2007 book: The Birth of The Prophet Muhammad: Devotional Piety in Sunni Islam by Marion Holmes Katz (NYU)

In the medieval period, the birth of the Prophet Muhammad (the mawlid) was celebrated in popular narratives and ceremonies that expressed the religious agendas and aspirations of ordinary Muslims, including women. 
This book examines the Mawlid from its origins to the present day and provides a new insight into how an aspect of everyday Islamic piety has been transformed by modernity. The book gives a window into the religious lives of medieval Muslim women, rather than focusing on the limitations that were placed on them and shows how medieval popular Islam was coherent and meaningful, not just a set of deviations from scholarly norms. Concise in both historical and textual analysis, this book is an important contribution to our understanding of contemporary Muslim devotional practices and will be of great interest to postgraduate students and researchers of Islam, religious studies and medieval studies. 
Editorial Reviews
The Muslim World Book Review: Wadham College, Oxford, Ahmed Weir 
In this work on devotional Sunni piety, Marion Jolmes Katz immerses herself, as a participant and observer, into the world of the mawlid, displaying an empathetic understanding of how the mawlid can touch the believer's heart. It is a work of historical theology tracing the mawlid from its birth at some point in the eleventh century to its dead-hearted critics of the twentieth century.] [ Within her chapters on the historical development of the mawlid, Katz devotes considerable energy to the discussion of qiyam, or 'standing'. In this she uncovers some gems. She traces the first recorded instance of standing to the Egyptian scholar Taj al-Din al-Subki. This happened in the Umayyad Mosque, Damascus in the fourteenth century during a public recitation of Al-Sarsari's ode, 'Writing in gold is but little for the praise of Mustafa'. 

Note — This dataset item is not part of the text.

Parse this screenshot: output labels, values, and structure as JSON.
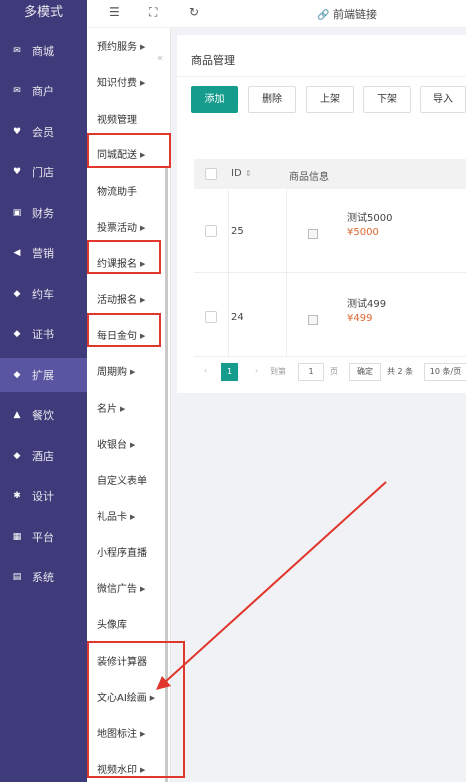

About the Author
Marion Holmes Katz is Associate Professor and the Department of Middle Eastern Studies, New York University, USA. Her research interests are Islamic law, ritual and gender.